Please tally the lines in the data below that include the string "Customer", and reply with only the total.
- - - - -
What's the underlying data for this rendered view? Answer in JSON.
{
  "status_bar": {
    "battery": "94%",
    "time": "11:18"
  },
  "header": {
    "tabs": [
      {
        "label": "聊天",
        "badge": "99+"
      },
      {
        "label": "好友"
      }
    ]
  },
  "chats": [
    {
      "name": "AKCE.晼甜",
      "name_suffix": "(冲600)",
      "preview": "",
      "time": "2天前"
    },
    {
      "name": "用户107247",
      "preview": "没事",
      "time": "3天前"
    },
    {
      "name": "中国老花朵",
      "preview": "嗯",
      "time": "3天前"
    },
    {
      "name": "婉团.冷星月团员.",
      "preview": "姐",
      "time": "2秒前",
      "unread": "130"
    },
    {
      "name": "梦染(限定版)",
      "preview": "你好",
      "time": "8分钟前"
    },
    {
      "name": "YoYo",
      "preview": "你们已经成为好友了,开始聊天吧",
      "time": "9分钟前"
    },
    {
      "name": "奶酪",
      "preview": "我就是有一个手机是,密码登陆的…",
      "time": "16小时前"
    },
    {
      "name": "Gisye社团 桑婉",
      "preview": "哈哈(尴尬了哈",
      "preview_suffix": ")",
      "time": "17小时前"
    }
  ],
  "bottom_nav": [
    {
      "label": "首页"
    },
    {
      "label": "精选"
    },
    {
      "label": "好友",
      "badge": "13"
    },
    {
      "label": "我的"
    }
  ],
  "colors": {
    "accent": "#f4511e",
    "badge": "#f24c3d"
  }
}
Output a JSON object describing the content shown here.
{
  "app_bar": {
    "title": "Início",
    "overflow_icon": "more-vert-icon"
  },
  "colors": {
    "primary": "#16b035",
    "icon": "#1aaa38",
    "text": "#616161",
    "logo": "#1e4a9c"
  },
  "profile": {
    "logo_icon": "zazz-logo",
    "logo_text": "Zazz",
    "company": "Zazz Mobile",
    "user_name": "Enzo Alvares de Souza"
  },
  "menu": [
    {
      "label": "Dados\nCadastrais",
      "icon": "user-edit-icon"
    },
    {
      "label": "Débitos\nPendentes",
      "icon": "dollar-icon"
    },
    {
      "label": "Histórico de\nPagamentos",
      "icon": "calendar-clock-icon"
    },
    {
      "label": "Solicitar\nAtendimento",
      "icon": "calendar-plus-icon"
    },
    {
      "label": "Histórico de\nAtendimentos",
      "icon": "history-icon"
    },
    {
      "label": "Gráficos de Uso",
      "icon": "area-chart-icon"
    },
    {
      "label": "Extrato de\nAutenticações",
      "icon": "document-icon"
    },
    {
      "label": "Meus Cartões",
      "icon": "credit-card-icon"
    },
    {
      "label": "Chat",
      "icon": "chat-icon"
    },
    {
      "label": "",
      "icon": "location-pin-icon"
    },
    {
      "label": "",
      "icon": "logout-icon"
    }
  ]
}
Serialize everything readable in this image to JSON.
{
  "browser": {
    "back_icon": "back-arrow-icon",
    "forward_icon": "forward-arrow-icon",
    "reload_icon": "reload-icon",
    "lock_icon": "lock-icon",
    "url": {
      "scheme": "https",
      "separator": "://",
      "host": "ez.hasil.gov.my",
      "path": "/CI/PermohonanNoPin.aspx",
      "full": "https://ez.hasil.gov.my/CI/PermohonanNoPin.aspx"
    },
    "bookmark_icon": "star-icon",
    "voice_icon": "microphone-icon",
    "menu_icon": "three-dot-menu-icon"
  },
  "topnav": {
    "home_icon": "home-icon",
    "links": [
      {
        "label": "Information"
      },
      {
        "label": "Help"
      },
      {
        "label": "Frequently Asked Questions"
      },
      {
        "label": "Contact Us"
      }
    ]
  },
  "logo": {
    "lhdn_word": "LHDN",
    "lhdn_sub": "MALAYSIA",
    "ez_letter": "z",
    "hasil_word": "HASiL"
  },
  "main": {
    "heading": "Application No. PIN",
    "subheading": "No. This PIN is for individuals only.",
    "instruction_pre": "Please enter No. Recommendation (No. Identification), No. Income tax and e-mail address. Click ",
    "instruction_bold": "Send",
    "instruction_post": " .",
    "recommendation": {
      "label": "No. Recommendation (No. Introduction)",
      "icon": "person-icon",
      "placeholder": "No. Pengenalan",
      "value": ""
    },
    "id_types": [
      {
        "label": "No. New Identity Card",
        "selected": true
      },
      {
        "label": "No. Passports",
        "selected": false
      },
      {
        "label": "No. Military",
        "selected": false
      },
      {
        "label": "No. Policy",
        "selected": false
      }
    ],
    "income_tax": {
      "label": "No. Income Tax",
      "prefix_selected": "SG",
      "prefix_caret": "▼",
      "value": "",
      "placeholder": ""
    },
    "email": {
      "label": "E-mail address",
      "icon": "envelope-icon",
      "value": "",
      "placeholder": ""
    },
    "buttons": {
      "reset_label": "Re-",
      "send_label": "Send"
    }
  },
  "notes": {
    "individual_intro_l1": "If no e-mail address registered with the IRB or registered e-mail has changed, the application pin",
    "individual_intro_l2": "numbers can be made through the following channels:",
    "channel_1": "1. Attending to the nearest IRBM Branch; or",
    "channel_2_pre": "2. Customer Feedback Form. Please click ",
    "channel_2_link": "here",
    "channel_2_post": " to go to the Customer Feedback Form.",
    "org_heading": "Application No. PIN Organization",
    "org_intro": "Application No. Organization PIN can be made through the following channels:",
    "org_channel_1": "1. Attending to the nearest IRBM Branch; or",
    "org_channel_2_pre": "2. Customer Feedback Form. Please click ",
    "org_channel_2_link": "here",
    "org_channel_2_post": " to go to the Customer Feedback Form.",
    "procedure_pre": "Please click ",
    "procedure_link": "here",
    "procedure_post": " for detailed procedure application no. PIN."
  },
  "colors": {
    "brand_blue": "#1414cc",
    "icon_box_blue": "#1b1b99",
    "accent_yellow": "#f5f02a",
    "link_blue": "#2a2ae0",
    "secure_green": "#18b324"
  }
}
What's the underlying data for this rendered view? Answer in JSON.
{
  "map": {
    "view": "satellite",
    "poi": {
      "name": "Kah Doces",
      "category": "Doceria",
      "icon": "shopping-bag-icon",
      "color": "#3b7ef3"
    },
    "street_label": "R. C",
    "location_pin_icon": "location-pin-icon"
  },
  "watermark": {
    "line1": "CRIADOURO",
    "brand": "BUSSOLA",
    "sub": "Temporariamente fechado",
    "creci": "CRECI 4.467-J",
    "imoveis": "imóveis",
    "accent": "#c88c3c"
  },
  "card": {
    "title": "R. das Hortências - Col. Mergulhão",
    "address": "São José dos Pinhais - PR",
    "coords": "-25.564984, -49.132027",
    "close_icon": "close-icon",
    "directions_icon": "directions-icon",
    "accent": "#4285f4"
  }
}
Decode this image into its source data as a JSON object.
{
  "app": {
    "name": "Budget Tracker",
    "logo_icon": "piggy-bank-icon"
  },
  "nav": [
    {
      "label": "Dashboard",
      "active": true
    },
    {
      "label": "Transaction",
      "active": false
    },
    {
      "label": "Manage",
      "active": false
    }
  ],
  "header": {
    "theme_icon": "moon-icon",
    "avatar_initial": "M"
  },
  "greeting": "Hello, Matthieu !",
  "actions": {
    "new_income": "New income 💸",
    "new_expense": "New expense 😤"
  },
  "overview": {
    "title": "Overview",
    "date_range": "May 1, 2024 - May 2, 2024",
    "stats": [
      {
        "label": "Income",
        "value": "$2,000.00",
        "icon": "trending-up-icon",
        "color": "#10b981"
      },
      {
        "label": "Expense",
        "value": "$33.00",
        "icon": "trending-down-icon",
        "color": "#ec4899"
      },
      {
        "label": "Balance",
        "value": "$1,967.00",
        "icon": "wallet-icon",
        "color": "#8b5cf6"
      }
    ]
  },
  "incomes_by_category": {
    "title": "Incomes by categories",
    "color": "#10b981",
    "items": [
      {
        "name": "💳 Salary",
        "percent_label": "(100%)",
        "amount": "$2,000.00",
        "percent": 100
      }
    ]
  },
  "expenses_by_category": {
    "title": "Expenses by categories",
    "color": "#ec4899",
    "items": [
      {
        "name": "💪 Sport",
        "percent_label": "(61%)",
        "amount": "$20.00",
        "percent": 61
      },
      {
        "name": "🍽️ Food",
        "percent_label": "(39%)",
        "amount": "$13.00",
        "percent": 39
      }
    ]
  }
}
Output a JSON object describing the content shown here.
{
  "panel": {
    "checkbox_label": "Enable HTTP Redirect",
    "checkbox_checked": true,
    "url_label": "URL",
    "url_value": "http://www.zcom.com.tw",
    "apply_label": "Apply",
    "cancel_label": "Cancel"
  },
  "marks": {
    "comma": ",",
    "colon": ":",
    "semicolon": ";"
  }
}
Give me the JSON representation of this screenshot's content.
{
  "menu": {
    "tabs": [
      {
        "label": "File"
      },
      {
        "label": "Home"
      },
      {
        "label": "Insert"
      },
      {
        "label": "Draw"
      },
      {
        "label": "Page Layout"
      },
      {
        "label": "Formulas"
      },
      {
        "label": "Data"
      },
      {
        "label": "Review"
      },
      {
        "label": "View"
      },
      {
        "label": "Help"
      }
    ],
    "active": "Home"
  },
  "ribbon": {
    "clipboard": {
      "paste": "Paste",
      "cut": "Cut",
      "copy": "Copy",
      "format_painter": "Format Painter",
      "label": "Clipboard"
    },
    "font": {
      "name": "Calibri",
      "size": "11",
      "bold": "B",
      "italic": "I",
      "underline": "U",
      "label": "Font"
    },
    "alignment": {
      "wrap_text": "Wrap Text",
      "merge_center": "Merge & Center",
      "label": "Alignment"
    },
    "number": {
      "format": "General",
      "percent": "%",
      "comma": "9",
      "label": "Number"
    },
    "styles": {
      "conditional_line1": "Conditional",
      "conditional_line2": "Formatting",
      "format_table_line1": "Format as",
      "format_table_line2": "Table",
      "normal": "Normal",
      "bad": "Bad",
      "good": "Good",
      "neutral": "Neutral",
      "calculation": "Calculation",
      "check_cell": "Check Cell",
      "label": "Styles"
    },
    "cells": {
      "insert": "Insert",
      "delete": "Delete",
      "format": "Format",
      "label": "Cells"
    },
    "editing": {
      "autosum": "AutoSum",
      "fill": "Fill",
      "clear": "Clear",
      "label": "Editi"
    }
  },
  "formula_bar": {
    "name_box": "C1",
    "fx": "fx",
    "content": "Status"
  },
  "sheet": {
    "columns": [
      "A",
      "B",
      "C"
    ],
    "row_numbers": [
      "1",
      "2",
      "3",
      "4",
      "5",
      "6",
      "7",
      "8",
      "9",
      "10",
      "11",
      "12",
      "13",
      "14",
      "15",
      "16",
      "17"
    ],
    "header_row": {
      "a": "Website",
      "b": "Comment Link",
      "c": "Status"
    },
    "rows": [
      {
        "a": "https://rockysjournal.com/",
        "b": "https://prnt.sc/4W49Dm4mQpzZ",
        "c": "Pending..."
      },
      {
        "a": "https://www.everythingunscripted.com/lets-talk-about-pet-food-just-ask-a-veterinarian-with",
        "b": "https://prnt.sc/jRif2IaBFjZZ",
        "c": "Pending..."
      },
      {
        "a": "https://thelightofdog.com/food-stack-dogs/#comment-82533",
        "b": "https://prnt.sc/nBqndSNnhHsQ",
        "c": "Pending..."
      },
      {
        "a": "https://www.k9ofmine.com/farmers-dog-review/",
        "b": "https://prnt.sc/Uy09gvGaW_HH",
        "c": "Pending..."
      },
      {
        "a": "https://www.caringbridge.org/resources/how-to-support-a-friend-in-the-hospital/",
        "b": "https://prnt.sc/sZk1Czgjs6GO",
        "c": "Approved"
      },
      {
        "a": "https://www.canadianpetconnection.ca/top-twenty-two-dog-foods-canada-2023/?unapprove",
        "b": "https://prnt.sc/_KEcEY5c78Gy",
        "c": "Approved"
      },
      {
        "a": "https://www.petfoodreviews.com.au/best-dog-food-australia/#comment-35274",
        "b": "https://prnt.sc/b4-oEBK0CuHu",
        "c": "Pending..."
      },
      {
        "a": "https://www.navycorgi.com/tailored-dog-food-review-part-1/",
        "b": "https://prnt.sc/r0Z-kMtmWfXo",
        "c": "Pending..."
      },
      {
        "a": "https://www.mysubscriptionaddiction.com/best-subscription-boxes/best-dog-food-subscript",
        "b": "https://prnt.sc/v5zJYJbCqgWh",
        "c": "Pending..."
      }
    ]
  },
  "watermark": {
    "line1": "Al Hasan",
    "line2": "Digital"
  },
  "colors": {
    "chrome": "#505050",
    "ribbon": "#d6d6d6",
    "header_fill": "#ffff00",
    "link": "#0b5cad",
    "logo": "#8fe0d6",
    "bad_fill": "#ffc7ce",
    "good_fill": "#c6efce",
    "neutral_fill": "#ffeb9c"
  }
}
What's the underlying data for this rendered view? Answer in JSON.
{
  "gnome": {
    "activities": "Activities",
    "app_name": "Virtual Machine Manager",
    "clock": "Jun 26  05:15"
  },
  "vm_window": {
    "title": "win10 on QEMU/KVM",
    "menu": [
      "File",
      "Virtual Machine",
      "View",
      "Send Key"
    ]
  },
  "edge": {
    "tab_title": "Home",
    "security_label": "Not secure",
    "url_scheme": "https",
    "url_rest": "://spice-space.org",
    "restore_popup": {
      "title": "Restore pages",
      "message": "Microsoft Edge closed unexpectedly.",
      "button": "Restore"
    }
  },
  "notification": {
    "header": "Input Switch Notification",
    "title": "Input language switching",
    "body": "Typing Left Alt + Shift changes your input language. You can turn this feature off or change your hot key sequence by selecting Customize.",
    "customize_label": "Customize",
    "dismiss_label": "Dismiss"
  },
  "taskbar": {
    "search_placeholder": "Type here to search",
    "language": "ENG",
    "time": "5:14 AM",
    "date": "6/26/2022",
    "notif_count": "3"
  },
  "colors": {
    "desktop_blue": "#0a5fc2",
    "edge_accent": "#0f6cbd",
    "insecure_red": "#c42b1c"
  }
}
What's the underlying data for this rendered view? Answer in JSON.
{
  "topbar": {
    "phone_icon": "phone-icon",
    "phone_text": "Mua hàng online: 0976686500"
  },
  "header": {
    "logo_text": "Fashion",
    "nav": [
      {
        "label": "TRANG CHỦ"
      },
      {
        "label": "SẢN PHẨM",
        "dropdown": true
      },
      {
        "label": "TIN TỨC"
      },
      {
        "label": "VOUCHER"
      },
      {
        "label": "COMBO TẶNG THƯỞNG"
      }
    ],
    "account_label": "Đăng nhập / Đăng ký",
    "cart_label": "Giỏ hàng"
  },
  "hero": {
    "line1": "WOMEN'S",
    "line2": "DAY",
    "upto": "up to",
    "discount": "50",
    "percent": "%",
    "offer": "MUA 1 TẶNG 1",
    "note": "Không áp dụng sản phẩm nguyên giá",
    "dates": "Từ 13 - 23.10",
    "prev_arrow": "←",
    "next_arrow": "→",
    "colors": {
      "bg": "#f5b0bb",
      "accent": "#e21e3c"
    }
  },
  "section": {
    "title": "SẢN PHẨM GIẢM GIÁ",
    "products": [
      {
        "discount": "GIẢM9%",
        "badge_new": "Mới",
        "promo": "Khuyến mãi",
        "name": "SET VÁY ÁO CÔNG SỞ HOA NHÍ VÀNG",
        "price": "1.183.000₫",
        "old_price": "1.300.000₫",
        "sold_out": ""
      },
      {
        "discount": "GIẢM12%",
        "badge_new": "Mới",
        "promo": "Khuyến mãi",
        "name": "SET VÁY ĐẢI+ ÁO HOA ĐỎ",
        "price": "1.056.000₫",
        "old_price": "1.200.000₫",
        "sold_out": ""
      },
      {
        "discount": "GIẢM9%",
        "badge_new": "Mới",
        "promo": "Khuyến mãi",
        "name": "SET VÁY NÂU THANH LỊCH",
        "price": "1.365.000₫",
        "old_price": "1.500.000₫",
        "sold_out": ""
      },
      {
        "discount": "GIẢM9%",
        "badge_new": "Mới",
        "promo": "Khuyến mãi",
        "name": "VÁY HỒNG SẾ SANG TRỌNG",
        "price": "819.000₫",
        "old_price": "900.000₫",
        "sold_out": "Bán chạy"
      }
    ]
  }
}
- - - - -
**Exercise response:** 4